Jerry Kill's next job after abruptly retiring as the Minnesota head football coach in the middle of last season won't be with the Gophers.
Kansas State announced Tuesday morning that Kill — a native of Cheney, Kan. — will be the Wildcats' new associate athletics director for administration.
"Rebecca and I couldn’t be happier to return home to the state of Kansas and join the K-State athletics family and Manhattan community," Kill said in the school's announcement. "I want to make it known that my coaching days are over, and I am excited to start this next phase as an administrator for one of the finest athletics departments in the country. Mentoring has always been very important to me, and I am thrilled to work in support of Hall of Fame coach Bill Snyder and the football program and learn more about the administrative side of college athletics under (athletics director) John (Currie) and the rest of the first-class staff at K-State."
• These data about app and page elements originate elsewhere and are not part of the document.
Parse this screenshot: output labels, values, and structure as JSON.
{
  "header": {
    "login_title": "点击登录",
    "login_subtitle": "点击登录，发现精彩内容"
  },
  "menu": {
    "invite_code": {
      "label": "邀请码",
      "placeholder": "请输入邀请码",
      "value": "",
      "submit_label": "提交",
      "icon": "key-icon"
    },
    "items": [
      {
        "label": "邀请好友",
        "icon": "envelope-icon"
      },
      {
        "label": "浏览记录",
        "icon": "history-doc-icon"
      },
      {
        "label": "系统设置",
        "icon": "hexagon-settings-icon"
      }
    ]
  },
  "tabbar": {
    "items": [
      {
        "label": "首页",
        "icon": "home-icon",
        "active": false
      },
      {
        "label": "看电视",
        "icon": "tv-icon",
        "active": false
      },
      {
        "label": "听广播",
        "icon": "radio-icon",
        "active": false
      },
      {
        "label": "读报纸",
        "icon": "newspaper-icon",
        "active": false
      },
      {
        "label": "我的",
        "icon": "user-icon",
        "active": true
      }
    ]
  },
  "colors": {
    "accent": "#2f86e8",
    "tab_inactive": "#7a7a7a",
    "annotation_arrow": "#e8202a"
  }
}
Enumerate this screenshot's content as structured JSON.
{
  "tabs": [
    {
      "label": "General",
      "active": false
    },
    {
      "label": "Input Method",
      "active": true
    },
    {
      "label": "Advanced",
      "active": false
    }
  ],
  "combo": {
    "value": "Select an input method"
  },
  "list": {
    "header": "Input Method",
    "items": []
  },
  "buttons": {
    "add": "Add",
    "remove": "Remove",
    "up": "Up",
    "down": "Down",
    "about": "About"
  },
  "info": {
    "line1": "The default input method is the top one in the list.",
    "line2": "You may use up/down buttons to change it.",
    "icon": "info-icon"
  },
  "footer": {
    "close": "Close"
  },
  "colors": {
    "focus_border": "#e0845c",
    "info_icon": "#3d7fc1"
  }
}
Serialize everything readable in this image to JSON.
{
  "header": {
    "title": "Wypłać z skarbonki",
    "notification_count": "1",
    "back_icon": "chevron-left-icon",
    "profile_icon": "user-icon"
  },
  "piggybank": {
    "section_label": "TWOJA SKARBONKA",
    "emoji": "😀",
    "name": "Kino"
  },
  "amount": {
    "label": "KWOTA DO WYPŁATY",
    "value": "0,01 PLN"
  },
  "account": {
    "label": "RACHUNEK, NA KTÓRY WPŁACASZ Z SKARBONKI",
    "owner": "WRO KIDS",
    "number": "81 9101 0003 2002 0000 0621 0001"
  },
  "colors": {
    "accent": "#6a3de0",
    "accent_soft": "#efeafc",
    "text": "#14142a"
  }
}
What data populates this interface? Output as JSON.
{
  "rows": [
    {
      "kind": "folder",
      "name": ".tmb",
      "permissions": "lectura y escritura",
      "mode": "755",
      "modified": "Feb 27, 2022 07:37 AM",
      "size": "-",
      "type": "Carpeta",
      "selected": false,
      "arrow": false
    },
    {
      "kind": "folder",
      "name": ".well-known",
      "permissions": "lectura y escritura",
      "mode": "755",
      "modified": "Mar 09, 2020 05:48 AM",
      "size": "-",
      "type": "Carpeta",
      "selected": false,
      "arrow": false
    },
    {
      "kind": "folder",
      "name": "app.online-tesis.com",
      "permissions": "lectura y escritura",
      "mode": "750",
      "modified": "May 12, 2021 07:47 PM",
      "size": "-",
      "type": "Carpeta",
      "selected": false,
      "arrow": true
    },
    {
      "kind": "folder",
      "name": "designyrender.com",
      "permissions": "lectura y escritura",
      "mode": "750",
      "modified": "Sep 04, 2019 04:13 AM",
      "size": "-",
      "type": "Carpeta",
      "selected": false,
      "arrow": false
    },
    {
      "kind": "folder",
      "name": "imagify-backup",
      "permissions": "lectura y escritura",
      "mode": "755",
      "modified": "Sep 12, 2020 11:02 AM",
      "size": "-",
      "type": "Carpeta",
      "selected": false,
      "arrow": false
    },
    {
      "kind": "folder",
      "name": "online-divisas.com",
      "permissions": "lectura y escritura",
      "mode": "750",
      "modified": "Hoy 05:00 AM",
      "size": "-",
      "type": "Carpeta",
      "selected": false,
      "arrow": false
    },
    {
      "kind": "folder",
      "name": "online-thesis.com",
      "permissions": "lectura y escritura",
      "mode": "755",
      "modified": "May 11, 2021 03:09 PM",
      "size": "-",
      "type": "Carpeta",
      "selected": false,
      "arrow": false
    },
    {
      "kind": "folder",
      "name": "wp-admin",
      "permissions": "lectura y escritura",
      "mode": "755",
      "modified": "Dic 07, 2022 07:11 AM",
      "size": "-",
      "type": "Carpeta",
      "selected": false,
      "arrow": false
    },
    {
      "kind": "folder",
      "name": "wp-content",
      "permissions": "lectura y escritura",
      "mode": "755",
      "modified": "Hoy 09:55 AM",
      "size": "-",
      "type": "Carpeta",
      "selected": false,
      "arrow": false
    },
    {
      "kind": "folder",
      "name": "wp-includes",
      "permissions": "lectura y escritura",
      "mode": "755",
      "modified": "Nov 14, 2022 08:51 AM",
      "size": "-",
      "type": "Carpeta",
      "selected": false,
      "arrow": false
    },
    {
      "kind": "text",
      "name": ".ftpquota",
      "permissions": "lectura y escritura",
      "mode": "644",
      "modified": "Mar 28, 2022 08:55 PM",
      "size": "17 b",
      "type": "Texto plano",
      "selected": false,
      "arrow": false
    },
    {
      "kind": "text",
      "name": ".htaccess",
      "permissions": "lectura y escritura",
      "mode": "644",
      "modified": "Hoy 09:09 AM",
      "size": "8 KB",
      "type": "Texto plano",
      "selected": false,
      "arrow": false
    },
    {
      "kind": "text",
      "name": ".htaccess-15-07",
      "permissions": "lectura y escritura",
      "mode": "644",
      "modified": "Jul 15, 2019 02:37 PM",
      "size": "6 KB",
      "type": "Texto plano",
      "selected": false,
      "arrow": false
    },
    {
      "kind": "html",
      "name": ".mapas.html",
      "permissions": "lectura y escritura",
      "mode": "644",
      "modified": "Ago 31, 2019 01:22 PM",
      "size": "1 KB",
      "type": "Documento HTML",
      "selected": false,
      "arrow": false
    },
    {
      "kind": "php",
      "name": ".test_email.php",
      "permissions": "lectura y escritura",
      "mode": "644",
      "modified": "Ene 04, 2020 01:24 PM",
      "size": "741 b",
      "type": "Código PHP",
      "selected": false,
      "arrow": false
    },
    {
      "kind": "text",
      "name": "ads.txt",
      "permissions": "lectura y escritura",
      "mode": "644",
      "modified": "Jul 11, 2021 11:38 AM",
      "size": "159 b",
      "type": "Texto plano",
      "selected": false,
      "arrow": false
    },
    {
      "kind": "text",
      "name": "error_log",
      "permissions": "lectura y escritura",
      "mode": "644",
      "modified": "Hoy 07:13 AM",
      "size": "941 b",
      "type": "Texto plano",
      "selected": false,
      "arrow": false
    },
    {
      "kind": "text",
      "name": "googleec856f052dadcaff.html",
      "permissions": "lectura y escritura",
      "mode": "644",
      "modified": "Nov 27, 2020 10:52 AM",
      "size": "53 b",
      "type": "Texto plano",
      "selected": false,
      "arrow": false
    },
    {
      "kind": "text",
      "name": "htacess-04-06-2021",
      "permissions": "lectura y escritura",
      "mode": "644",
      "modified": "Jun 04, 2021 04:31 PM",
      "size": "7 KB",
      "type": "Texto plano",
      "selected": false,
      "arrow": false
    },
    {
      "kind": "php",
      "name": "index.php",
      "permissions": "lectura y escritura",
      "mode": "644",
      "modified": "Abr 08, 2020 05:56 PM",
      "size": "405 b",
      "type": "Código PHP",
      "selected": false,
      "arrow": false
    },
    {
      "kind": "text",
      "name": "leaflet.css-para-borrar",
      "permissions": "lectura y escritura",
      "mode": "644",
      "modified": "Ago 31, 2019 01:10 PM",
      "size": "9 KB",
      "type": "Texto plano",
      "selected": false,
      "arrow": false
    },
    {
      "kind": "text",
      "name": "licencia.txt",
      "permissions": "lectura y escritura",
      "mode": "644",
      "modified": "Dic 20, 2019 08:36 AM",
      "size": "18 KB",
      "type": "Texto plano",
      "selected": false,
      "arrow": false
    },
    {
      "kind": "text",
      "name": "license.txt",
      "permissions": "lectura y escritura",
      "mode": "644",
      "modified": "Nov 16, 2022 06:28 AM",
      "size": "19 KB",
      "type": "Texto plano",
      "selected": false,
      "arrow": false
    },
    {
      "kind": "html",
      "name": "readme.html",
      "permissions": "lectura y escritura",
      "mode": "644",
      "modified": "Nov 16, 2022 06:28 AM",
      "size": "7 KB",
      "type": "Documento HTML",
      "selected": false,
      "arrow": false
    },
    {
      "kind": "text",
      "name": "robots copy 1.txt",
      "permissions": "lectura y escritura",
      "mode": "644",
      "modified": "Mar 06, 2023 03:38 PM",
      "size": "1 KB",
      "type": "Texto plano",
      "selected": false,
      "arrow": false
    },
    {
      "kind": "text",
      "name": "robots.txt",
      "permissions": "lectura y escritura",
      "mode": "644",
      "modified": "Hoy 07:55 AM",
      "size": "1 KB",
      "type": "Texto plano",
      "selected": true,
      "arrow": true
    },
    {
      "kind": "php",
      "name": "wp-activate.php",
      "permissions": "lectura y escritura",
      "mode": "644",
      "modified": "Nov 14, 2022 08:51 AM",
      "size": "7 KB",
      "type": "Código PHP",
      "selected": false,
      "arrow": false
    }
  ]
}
As Kill mentioned in his statement there, he won't be returning to the field as a coach despite leading an impressive turnaround at Minnesota. Kill tearfully retired in the middle of last season, citing his ongoing battle with epilepsy as the reason he had to step down from his coaching duties with the Gophers. Surely, though, the speculation that he would perhaps be a "coach in waiting" is understandable, given that Snyder will turn 77 during the upcoming season and has worked Kansas State's head football coach for 25 of the last 28 seasons.
After engineering turnarounds at smaller programs at Southern Illinois and Northern Illinois, Kill came to Minnesota ahead of the 2011 season. In that first season, the Gophers won just three games, but they won six the next and eight in both 2013 and 2014, two of just 19 campaigns with at least eight victories in program history. Last season, Kill coached the first seven games before retiring, winning four. He handed the program over to longtime defensive coordinator Tracy Claeys, who went 2-4 in his six games, including a win in the Quick Lane Bowl, Minnesota's first bowl win since 2004.
Kill finished his tenure at Minnesota with a 29-29 record.
There was curiosity as to whether Kill would take a job within the Minnesota athletics department, but that obviously never came to fruition. Minnesota named a new athletics director last week in Mark Coyle.
Tough news out of Evanston this morning: Northwestern announced that running back Jeremy Larkin will retire immediately after being diagnosed with cervical stenosis.
Cervical stenois is the narrowing of the spinal canal in one's neck, according to Mayo Clinic. Larkin's condition is thankfully not life-threatening, though it does prevent him from continuing to participate in the game of football.
"Football has been a lifelong passion and it has been a process to reconcile the fact I won't be on that field again, given I've played this game since I was five years old," Larkin said.
"I'm extremely appreciative of the Northwestern sports medicine and athletic training staffs for uncovering this condition, and for my coaches and the medical staff for always putting my health first.
"I came to this University to engage at the absolute highest level on the field and in the classroom, and I'm grateful for the opportunity to continue one of those while supporting my teammates from the sideline."
Head Coach Pat Fitzgerald called the news "heartbreaking."
"This is heartbreaking because I see every day how much Jeremy loves the game, loves his teammates, and loves to compete," Fitzgerald said in a statement. "But this is the absolute best possible outcome for him.
"The discovery of this condition allowed Jeremy and his family to make an informed decision for his long-term health and well-being. For those of us who have known Jeremy Larkin since his high school days, his future is exceptionally bright. I can't wait to see the impact he makes in our world."
Larkin is a sophomore from Cincinnati. He finishes his Northwestern career with 156 carries for 849 yards and 10 rushing touchdowns.
Former University of Illinois tennis star Kevin Anderson completed a marathon upset against an all-time great on the highest stage of professional tennis.
Anderson came back from two sets down to beat Roger Federer in Wimbledon’s quarterfinals 2-6, 6-7, 7-6, 6-4, 13-11 on Wednesday morning. He will play in the semifinals of the tournament for the first time in his career.
As a native of South Africa, Anderson played three seasons with the Fighting Illini and won the NCAA doubles championship during the 2005-06 season as a sophomore. The 32-year-old was a three-time All-American in singles at Illinois.
Now, as the eighth ranked singles player on the ATP World Tour, Anderson is a force to be reckoned with at the professional level. He made it all the way to the US Open final in 2017.
The former Illini star will look to keep his recent success going when he represents Illinois in the semifinals of Wimbledon this Friday.